|Posted on September 3, 2010 at 12:11 PM||comments (0)|
From Sharon Fangonon
I thought someone ought to make a computation of how much closer Mars would have to move away from its current orbit in order to be as large as the Moon.
Let's see if I can figure it out with some back-of- the-envelope computations. The moon is around 27% the size of Earth and it's around 30 times as far as the Earth's diameter. Mars is 53% the size of Earth.
On the average, the Moon is 384,400 km from the Earth. At Mars' closest approach in 2003 (perihelic opposition), it was 55,758,006 km from Earth. At that distance it wasn't even a tiny disc to the naked eye. If it's a simple ratio and proportion, then Mars ought to be 750,553 kms away from Earth to be the size of the Moon.
The average distance of Mars from the sun is 227,700,000 km. Earth's is 149,500,000 km. That's a difference of 78,200,00 km. This means Mars' new orbit should have a radius of around 150,250,000 km. That's only 59 Earth diameters away instead of the normal perihelic distance of 4,370 Earth diameters away.

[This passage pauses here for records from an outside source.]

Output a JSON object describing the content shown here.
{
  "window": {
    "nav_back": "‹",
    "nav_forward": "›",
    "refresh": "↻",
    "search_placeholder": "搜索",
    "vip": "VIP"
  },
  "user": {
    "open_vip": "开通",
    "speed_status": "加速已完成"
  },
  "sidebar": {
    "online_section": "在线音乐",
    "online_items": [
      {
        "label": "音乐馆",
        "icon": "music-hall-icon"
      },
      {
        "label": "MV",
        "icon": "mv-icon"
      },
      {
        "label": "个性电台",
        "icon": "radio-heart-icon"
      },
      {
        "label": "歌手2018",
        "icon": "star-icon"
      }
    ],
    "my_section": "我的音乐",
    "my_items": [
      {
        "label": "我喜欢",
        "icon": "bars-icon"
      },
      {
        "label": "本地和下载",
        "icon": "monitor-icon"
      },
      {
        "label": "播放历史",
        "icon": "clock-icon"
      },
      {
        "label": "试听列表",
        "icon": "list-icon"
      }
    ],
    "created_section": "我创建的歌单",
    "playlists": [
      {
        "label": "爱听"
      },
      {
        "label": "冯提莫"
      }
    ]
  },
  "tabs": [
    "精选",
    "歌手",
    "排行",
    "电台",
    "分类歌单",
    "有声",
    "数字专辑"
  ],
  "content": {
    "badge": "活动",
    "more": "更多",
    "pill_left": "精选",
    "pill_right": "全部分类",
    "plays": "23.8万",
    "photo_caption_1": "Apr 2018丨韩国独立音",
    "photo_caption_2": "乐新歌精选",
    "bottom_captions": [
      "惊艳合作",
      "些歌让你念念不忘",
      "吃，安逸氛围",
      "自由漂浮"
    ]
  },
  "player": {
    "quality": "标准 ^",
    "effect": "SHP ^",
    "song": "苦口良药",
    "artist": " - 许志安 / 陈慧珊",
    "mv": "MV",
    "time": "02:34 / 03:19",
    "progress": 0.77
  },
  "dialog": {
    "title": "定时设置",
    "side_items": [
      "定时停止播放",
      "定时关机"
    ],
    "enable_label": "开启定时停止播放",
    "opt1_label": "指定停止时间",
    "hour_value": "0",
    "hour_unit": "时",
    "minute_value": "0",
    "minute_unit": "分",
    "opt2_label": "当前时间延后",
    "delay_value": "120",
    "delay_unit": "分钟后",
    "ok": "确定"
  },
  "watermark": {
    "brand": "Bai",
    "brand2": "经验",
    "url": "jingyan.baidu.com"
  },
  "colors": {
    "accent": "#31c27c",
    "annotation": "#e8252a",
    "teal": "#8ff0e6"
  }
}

I don't know what sort of catastrophic event would push Mars closer to the sun. Maybe a huge meteor strike? It would probably be catastrophic for the solar system and Earth, too. Even if Earth doesn't get struck, I wonder what sort of havoc the gravitational pull of a very close planet would mean.